No, not Tyra Banks and Riyo Mori, climate models that is.
Modelers don’t purposely err on the conservative side, says Marika Holland of the National Center for Atmospheric Research, but some processes “are just not well understood, and because of that have not been incorporated into climate models.” Holland has published model results on the fate of sea ice and coauthored the recent paper showing that ice is melting faster than models predicted. There are many reasons for the underestimates, she says. For example, models don’t fully capture heat transport between ocean and atmosphere, or faster warming as reflective ice gives way to darker, heat-absorbing waters.
But Rahmstorf says that modelers might unwittingly make models more conservative by applying “one-sided filters”, weeding out models that clearly overestimate the changes seen so far, but hanging onto ones “where everything is too well behaved and stable.”
Scientists are human too. The political and social climate in the US have been harsh to people who overestimate the effects of climate change. So, modeling scenarios that deviate significantly from accepted limits or runaway uncontrollably are discarded. Models are sets of assumptions based on underlying theory. If the theory of a particular sub-process is not clearly understood, then the assumptions become subjective. In a social climate that is waiting to pounce on an overestimate as example of negating the entire global warming phenomenon, assumptions made are conservative. This is not necessarily a bad thing, but it comes at a price!
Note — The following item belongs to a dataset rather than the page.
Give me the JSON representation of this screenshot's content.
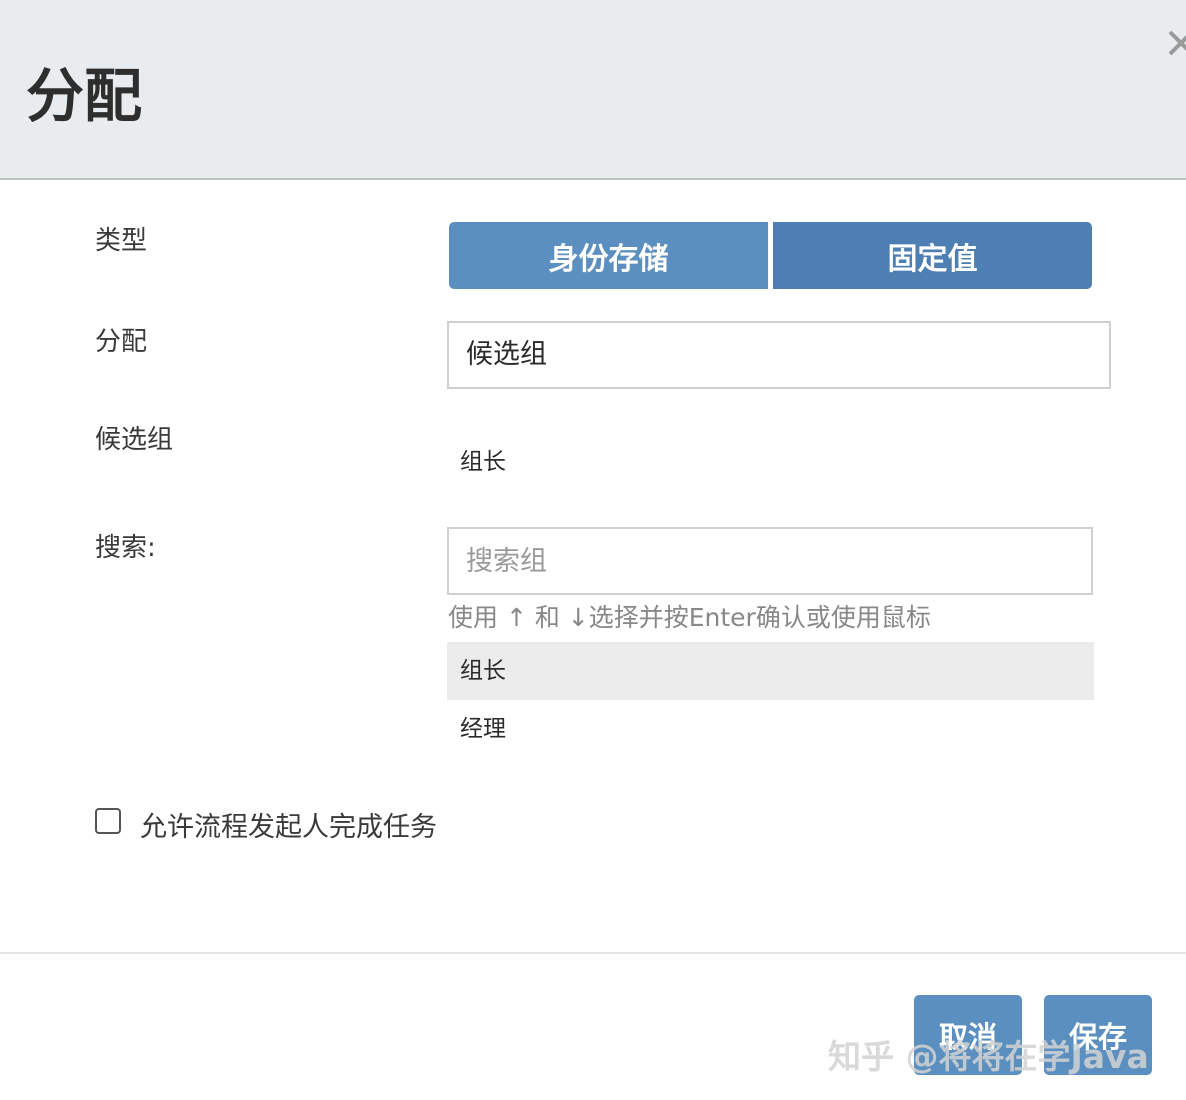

As more observations come in, it does become clear that sometimes, things are happening faster and at greater magnitudes than our model predicted.